**Work request**
Take the records below and copy them exactly.
START Provided data
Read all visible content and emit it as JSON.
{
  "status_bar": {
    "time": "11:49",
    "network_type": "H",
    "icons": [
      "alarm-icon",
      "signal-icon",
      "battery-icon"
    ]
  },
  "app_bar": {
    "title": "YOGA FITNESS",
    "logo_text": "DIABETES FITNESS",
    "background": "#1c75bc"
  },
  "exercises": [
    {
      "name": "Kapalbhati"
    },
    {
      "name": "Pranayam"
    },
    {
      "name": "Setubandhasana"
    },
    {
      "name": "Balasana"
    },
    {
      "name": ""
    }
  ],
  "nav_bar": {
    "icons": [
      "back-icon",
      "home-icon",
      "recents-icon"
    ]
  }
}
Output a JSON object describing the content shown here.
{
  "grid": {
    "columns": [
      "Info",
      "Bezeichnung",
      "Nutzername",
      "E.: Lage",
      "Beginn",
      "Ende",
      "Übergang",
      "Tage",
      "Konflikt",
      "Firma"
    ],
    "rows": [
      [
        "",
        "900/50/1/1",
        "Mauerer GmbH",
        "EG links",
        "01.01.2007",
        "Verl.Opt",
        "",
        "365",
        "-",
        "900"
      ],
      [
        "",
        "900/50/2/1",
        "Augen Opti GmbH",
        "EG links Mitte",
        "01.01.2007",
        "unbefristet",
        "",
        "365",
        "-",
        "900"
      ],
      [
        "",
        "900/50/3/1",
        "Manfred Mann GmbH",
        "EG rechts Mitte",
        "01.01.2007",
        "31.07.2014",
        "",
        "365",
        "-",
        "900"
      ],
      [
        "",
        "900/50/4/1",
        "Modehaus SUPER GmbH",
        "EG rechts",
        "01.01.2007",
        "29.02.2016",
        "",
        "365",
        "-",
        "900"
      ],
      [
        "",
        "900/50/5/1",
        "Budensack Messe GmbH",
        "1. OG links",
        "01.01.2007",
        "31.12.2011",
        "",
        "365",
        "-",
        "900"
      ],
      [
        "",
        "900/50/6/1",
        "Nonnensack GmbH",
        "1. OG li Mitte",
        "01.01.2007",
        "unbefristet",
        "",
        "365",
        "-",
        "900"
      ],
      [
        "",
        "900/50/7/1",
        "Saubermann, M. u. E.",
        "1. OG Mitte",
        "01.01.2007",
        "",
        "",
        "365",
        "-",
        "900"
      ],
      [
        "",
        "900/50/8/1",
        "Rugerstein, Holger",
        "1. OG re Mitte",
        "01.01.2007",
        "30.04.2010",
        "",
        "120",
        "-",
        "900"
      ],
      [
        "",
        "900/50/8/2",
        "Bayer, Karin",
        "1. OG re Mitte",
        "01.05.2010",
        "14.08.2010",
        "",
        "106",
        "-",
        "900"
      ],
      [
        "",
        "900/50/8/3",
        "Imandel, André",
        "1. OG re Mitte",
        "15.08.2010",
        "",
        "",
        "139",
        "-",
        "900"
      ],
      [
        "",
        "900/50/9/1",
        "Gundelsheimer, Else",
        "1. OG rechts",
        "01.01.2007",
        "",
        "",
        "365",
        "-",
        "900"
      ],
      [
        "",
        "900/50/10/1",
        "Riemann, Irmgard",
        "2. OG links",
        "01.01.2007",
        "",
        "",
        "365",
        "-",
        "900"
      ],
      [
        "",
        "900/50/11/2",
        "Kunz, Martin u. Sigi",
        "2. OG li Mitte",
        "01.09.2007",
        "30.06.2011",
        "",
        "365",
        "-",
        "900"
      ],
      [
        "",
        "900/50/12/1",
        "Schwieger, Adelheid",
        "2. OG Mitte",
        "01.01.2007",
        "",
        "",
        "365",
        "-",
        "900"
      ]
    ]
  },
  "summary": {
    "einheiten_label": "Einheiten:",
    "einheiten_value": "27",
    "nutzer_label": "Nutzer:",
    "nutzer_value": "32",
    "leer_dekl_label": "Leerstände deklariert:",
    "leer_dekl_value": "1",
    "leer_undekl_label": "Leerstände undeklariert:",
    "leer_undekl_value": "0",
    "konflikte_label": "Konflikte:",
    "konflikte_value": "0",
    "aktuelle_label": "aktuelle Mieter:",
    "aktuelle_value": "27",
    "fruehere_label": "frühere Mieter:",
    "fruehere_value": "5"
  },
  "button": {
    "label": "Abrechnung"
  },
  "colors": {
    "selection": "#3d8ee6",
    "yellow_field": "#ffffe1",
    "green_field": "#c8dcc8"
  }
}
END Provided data
**Final answer**
Read all visible content and emit it as JSON.
{
  "status_bar": {
    "time": "11:49",
    "network_type": "H",
    "icons": [
      "alarm-icon",
      "signal-icon",
      "battery-icon"
    ]
  },
  "app_bar": {
    "title": "YOGA FITNESS",
    "logo_text": "DIABETES FITNESS",
    "background": "#1c75bc"
  },
  "exercises": [
    {
      "name": "Kapalbhati"
    },
    {
      "name": "Pranayam"
    },
    {
      "name": "Setubandhasana"
    },
    {
      "name": "Balasana"
    },
    {
      "name": ""
    }
  ],
  "nav_bar": {
    "icons": [
      "back-icon",
      "home-icon",
      "recents-icon"
    ]
  }
}
Output a JSON object describing the content shown here.
{
  "grid": {
    "columns": [
      "Info",
      "Bezeichnung",
      "Nutzername",
      "E.: Lage",
      "Beginn",
      "Ende",
      "Übergang",
      "Tage",
      "Konflikt",
      "Firma"
    ],
    "rows": [
      [
        "",
        "900/50/1/1",
        "Mauerer GmbH",
        "EG links",
        "01.01.2007",
        "Verl.Opt",
        "",
        "365",
        "-",
        "900"
      ],
      [
        "",
        "900/50/2/1",
        "Augen Opti GmbH",
        "EG links Mitte",
        "01.01.2007",
        "unbefristet",
        "",
        "365",
        "-",
        "900"
      ],
      [
        "",
        "900/50/3/1",
        "Manfred Mann GmbH",
        "EG rechts Mitte",
        "01.01.2007",
        "31.07.2014",
        "",
        "365",
        "-",
        "900"
      ],
      [
        "",
        "900/50/4/1",
        "Modehaus SUPER GmbH",
        "EG rechts",
        "01.01.2007",
        "29.02.2016",
        "",
        "365",
        "-",
        "900"
      ],
      [
        "",
        "900/50/5/1",
        "Budensack Messe GmbH",
        "1. OG links",
        "01.01.2007",
        "31.12.2011",
        "",
        "365",
        "-",
        "900"
      ],
      [
        "",
        "900/50/6/1",
        "Nonnensack GmbH",
        "1. OG li Mitte",
        "01.01.2007",
        "unbefristet",
        "",
        "365",
        "-",
        "900"
      ],
      [
        "",
        "900/50/7/1",
        "Saubermann, M. u. E.",
        "1. OG Mitte",
        "01.01.2007",
        "",
        "",
        "365",
        "-",
        "900"
      ],
      [
        "",
        "900/50/8/1",
        "Rugerstein, Holger",
        "1. OG re Mitte",
        "01.01.2007",
        "30.04.2010",
        "",
        "120",
        "-",
        "900"
      ],
      [
        "",
        "900/50/8/2",
        "Bayer, Karin",
        "1. OG re Mitte",
        "01.05.2010",
        "14.08.2010",
        "",
        "106",
        "-",
        "900"
      ],
      [
        "",
        "900/50/8/3",
        "Imandel, André",
        "1. OG re Mitte",
        "15.08.2010",
        "",
        "",
        "139",
        "-",
        "900"
      ],
      [
        "",
        "900/50/9/1",
        "Gundelsheimer, Else",
        "1. OG rechts",
        "01.01.2007",
        "",
        "",
        "365",
        "-",
        "900"
      ],
      [
        "",
        "900/50/10/1",
        "Riemann, Irmgard",
        "2. OG links",
        "01.01.2007",
        "",
        "",
        "365",
        "-",
        "900"
      ],
      [
        "",
        "900/50/11/2",
        "Kunz, Martin u. Sigi",
        "2. OG li Mitte",
        "01.09.2007",
        "30.06.2011",
        "",
        "365",
        "-",
        "900"
      ],
      [
        "",
        "900/50/12/1",
        "Schwieger, Adelheid",
        "2. OG Mitte",
        "01.01.2007",
        "",
        "",
        "365",
        "-",
        "900"
      ]
    ]
  },
  "summary": {
    "einheiten_label": "Einheiten:",
    "einheiten_value": "27",
    "nutzer_label": "Nutzer:",
    "nutzer_value": "32",
    "leer_dekl_label": "Leerstände deklariert:",
    "leer_dekl_value": "1",
    "leer_undekl_label": "Leerstände undeklariert:",
    "leer_undekl_value": "0",
    "konflikte_label": "Konflikte:",
    "konflikte_value": "0",
    "aktuelle_label": "aktuelle Mieter:",
    "aktuelle_value": "27",
    "fruehere_label": "frühere Mieter:",
    "fruehere_value": "5"
  },
  "button": {
    "label": "Abrechnung"
  },
  "colors": {
    "selection": "#3d8ee6",
    "yellow_field": "#ffffe1",
    "green_field": "#c8dcc8"
  }
}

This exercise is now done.